### Working data

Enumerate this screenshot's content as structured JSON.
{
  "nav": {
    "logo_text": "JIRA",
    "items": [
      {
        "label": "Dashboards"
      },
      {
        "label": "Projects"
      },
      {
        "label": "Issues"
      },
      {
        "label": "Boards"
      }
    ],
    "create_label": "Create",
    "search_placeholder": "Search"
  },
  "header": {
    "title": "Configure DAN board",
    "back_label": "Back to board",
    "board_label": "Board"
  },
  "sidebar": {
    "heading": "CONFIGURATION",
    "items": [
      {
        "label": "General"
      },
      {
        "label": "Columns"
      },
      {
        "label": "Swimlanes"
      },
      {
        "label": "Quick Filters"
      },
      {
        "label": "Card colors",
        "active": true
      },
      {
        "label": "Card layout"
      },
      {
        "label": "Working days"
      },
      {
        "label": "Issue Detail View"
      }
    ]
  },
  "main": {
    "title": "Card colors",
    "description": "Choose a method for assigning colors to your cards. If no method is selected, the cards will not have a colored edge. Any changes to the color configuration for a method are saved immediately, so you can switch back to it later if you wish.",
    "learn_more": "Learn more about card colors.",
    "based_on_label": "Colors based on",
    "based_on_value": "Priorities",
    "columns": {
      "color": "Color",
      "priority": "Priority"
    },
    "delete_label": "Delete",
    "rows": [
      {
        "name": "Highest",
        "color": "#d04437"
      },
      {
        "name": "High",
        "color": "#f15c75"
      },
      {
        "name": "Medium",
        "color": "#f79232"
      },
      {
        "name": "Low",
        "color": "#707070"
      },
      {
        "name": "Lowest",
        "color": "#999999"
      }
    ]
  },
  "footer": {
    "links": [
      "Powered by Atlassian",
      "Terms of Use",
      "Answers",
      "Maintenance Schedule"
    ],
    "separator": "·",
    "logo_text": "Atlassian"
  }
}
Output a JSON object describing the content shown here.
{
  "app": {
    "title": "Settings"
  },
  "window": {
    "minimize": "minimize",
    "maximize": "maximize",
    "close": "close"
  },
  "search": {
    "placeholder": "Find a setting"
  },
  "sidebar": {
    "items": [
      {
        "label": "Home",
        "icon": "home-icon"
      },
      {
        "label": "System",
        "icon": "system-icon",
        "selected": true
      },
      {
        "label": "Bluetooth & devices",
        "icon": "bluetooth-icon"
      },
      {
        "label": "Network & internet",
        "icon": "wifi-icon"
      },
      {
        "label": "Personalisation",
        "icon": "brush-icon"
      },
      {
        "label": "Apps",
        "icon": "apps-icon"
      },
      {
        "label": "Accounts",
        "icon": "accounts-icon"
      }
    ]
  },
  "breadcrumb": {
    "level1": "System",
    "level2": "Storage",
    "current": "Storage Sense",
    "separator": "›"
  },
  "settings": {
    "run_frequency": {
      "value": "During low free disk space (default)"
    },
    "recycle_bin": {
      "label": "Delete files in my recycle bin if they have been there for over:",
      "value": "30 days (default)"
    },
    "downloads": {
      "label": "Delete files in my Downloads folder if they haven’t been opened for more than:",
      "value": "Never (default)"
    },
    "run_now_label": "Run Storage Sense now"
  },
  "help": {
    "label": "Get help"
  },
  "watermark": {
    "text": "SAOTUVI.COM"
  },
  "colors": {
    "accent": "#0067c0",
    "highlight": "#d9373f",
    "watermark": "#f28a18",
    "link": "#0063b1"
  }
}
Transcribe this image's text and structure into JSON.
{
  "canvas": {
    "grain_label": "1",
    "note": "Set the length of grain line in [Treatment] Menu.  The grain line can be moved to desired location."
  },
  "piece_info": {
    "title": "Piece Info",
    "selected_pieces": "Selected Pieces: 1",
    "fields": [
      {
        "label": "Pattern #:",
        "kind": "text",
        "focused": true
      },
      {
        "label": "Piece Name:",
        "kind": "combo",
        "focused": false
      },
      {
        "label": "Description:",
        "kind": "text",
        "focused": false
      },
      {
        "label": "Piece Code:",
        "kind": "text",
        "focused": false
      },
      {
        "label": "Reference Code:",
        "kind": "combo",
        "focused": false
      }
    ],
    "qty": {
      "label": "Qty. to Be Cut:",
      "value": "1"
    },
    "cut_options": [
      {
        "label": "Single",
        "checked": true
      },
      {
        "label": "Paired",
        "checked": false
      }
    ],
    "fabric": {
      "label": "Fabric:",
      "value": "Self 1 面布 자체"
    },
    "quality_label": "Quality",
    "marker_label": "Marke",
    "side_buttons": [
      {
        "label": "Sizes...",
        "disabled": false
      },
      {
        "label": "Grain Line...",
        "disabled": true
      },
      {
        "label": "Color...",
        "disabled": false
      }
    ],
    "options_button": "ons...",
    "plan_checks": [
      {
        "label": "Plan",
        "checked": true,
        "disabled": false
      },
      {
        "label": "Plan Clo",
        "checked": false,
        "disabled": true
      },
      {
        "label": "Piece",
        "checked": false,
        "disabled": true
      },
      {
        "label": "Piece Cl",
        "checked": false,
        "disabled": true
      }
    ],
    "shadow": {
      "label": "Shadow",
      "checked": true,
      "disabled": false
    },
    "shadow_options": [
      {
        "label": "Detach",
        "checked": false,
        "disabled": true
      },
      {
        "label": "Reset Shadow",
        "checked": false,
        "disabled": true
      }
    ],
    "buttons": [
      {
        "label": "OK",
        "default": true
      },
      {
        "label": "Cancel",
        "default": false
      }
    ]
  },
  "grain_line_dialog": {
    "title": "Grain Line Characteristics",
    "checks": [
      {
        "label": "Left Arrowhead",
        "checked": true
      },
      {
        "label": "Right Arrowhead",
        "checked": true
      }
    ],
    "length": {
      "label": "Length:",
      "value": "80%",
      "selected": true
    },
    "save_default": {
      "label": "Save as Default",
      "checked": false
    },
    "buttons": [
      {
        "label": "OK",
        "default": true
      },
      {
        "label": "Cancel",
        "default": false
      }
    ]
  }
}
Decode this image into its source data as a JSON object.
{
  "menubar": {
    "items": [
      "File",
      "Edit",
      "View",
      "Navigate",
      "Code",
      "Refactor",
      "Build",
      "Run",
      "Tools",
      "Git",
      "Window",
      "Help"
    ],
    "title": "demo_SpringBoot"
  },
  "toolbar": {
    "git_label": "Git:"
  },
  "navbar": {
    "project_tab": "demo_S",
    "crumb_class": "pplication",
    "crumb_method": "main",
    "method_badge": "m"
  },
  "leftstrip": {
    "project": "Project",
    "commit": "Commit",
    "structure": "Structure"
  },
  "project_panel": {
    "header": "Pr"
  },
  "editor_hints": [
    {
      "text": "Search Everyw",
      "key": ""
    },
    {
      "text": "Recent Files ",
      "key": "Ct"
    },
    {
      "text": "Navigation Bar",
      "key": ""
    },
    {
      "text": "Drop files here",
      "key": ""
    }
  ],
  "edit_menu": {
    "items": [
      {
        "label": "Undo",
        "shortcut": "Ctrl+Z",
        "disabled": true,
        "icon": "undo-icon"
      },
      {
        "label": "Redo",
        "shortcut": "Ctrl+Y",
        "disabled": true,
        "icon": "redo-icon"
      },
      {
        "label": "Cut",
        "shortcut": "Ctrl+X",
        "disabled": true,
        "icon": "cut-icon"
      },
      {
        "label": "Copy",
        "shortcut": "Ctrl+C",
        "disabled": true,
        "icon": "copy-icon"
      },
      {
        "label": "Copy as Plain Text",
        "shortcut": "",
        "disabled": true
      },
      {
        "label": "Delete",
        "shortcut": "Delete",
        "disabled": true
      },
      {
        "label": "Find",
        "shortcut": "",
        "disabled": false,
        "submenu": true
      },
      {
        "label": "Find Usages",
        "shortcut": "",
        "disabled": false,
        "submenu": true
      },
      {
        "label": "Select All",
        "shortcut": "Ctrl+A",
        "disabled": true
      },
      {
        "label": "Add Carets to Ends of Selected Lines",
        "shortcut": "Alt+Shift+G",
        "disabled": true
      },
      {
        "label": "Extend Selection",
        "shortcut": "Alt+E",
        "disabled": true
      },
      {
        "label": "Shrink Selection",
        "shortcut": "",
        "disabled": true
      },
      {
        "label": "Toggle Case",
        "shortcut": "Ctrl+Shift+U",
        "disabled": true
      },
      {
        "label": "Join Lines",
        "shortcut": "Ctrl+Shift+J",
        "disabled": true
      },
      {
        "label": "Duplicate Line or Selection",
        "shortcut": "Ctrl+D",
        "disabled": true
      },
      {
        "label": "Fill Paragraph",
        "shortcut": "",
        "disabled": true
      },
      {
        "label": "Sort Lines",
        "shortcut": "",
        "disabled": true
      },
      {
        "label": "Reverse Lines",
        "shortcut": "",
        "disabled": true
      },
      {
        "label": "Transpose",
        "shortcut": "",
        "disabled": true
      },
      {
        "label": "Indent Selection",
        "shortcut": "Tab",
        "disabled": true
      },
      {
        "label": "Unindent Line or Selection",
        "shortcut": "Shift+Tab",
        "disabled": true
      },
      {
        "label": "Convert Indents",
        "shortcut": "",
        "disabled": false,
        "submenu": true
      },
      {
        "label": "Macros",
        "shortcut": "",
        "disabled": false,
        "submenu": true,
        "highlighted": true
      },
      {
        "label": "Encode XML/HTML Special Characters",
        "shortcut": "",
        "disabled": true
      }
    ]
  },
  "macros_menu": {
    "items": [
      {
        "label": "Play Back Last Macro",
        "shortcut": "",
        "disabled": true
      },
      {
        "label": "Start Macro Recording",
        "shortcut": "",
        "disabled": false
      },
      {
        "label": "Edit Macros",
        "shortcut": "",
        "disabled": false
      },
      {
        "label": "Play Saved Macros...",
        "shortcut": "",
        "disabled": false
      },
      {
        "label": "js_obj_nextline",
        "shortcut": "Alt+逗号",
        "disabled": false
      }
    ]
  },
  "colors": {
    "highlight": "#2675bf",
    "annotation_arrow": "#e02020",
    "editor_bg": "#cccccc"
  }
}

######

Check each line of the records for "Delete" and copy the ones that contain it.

    "delete_label": "Delete",
      "label": "Delete files in my recycle bin if they have been there for over:",
      "label": "Delete files in my Downloads folder if they haven’t been opened for more than:",
        "label": "Delete",
        "shortcut": "Delete",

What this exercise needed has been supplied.